People carry less cash and write fewer checks every year, and even the local taco truck accepts card payments. If digital giving isn’t the norm at your church, you’re asking people to make a pitstop at the ATM or grab their checkbook on the way out the door—which they never do at any other time. So no wonder they don’t give!
But even if you do encourage online giving, there are some ways it may still feel inconvenient to non-givers at your church. Pushpay takes seconds to use for the first time, but we still recommend that churches regularly demonstrate how it works—because if you don’t, some people will assume it’s more complicated than it is.
You also need to make sure your digital giving solutions are highly visible, both on your website and during your service. You can display slides that walk people through the process. And be sure to reinforce how simple it is whenever you talk about giving to your church.
5. They’re struggling financially
As Christians, we’re called to be generous with our finances, regardless of how much we have or what our circumstances are.

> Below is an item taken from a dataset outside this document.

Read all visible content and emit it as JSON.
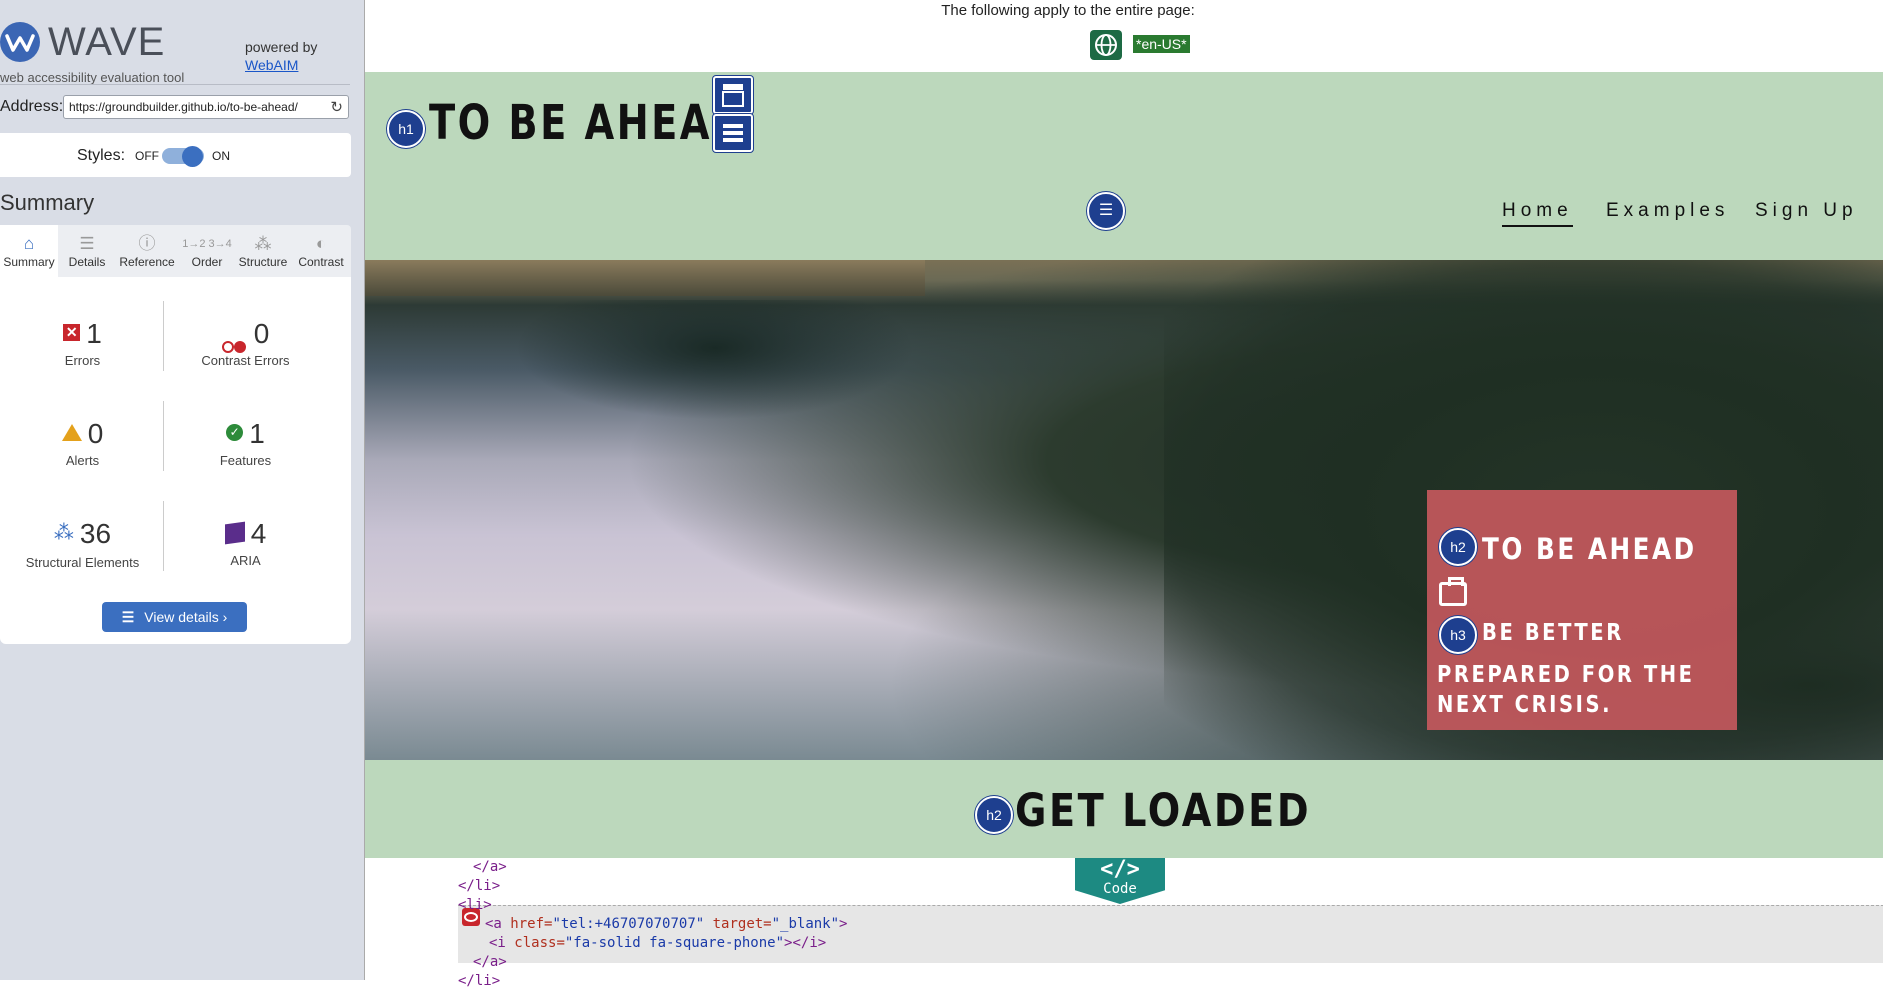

But when someone is going through a financial hardship, a church should be sensitive and understanding. It’s important to create a culture where people feel comfortable turning to your church for wisdom and support.
For example, according to Debt.org, the average American household has more than $130,000 in debt. Between student loans, mortgages, credit cards, and medical debt, it wouldn’t be surprising if many people in your church don’t give because of the sheer weight of their debt. Your church could facilitate a “get out of debt” or financial stability course to help these members get back on their feet. Even if your staff doesn’t have the expertise to teach something like this, there are plenty of great resources and organizations churches can partner with, like Dave Ramsey’s Financial Peace University program.
Remove barriers to giving
There are countless reasons why people don’t give to your church. Some of them are simply excuses because people aren’t spiritually ready to give. But some of those reasons reveal barriers you can remove through education, technology, and support. If you want more of your congregation to give, you need to see the obstacles that stand between them and the generous lifestyle we’re called to live—and then take steps to eliminate those obstacles.